____ 14. Start the Raster Calculator again. Click Tool Help and look at the Illustration. You can come back to this if you have questions regarding the operation of the Raster Calculator. Close the help window.
You will sum the two rasters to produce a third raster. The expression to do this is
“Basic_Raster” + “Bas_Ras_2”
You can do this in much the way you made expressions earlier: double-click the particular raster you want and single-click the operators or digits. Place this expression in the middle box. Browse and put the output in Ras_Expr.gdb, calling it Bas_Ras_Sum. See Figure 8-38
. Click OK. The new raster will be added to the map.
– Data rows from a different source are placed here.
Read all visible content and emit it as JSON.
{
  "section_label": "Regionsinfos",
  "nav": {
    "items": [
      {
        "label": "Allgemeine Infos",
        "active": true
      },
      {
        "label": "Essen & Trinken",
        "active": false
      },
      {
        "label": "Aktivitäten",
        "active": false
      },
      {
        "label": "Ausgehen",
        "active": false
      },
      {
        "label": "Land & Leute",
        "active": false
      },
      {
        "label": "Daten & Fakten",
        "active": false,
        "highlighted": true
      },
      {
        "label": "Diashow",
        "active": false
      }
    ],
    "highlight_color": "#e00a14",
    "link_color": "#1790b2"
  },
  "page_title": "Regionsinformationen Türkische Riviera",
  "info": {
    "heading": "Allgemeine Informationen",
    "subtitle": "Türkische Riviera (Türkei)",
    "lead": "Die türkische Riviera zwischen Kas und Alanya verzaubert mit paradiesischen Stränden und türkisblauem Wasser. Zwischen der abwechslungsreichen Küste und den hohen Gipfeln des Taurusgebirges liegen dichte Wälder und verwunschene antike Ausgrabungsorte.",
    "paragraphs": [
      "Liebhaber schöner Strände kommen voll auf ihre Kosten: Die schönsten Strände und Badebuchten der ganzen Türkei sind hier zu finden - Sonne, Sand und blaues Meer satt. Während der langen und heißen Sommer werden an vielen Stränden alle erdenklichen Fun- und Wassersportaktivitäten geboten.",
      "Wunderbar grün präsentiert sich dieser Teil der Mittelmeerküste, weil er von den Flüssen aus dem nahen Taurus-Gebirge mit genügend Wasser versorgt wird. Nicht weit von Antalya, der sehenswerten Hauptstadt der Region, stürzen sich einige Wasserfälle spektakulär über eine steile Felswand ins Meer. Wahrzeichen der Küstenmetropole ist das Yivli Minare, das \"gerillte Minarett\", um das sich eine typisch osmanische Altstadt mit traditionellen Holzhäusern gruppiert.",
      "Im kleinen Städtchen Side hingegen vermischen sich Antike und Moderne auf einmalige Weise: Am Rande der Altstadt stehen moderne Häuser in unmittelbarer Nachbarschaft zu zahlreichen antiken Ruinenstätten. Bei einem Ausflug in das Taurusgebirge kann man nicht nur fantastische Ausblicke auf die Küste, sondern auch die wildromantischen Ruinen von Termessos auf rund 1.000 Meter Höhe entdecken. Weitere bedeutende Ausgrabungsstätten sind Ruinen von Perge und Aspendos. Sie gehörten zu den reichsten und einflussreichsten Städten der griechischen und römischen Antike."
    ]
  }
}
Use Identify, the T/C, the CellTool, and the Bas_Ras_Sum attribute table to convince yourself that each cell contains the correct value.2
____ 16. Use the Raster Calculator again–this time to multiply (use ∗ as the multiplication operator) Basic_Raster by Bas_Ras_2. Call the result Bas_Ras_Product—making sure, as you ...